How Do You Get NBC to Ignore a Human Interest Story? Have the Humans Be Gay.

Tom Daley and Dan Goodfellow compete in the Olympic men’s synchronised 10-meter platform event, Aug. 8, 2016. 

Martin Bureau/AFP/Getty Images

On Monday night, NBC did something that viewers who tune into the Olympics to watch sporting competition have long demanded: They passed over a human-interest story to focus on the action. Apparently, all you have to do to get the network to ignore you is be gay.
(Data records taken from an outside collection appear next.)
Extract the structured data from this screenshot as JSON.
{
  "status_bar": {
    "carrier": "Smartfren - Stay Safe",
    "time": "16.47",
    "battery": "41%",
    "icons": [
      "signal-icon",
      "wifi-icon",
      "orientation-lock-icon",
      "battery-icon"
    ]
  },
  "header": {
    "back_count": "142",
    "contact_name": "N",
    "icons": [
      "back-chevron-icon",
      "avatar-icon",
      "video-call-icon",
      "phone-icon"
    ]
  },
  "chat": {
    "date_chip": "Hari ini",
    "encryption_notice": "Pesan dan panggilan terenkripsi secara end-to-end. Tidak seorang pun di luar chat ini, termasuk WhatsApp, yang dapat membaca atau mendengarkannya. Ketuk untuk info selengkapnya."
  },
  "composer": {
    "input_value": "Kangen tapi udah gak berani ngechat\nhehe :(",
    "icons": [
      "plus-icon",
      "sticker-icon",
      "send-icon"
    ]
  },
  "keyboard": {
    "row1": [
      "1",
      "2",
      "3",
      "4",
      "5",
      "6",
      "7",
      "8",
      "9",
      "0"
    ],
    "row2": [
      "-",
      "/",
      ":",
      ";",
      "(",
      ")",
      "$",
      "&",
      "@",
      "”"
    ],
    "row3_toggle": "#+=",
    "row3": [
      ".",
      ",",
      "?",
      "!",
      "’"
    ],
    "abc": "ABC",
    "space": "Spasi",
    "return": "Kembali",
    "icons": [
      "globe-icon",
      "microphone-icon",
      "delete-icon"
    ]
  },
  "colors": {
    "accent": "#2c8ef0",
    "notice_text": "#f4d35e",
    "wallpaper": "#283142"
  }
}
NBC’s rare moment of restraint came during its coverage of the men’s synchronized 10-meter platform diving event. As the British team of Tom Daley and Dan Goodfellow exited the pool after their third dive, the camera scanned the crowd, alighting briefly on two people wearing bright red Team Daley T-shirts. No attempt was made to identify the pair, who were cheering politely; instead, color commentator Cynthia Potter analyzed a slow-motion replay of the Brits’ three-and-a-half somersaults.

Who were the members of Team Daley? Daley’s mother, Debbie, and his fiancé Dustin Lance Black. That’s right, the screenwriter who won the Academy Award for best original screenplay in 2009 for Milk. Was NBC homophobic not to mention Black’s name? Could the network have resisted lingering over an Oscar-winner affianced to an Olympic medal-winner if the relationship didn’t involve two people of the same sex? Let’s weigh the evidence.

On the “not homophobic” side, we should acknowledge that diving is one of the Olympic sports NBC does well by. Thanks to gravity, it’s a fast-moving event, so the network is able to show most of the dives made by the top four or five contenders. Diving coverage is typically light on soft-focus stories, only pointing out the American divers’ families cheering in the stands. And although Black is American, Daley is not. Besides, all Oscars aren’t alike—a screenwriter is about two steps away from a journalist, for heaven’s sake.

Then again, do you really think they wouldn’t point out a diver’s celebrity fiancée if it were Marion Cotillard, Brie Larson, or another Oscar-winner whose fame level was roughly commensurate with Black’s? (In the gay press, Black has the recognition factor of Clooney or DiCaprio, but I’ll concede that a small fraction of Olympics viewers read the Advocate.) You don’t have to be the kind of person who sees homophobia everywhere to think the commentators were reluctant to bring up a star athlete’s homosexuality, especially as the camera lingered lovingly on the divers’ insanely ripped physiques, their minuscule swim trunks, and their long skin-to-skin hugs of celebration.

The verdict? Inconclusive. In the absence of more evidence, I’ll give the network the benefit of the doubt and instead see the emphasis on sport as a positive precedent. I can’t wait to see NBC ignore straight athletes’ family members in the weeks ahead.

Update, Aug. 9, 2016, 3:35 p.m. ET: After the medals ceremony, Black tweeted an adorable photograph featuring the fiancé and his newly acquired hardware.

See more of Slate’s Olympics coverage.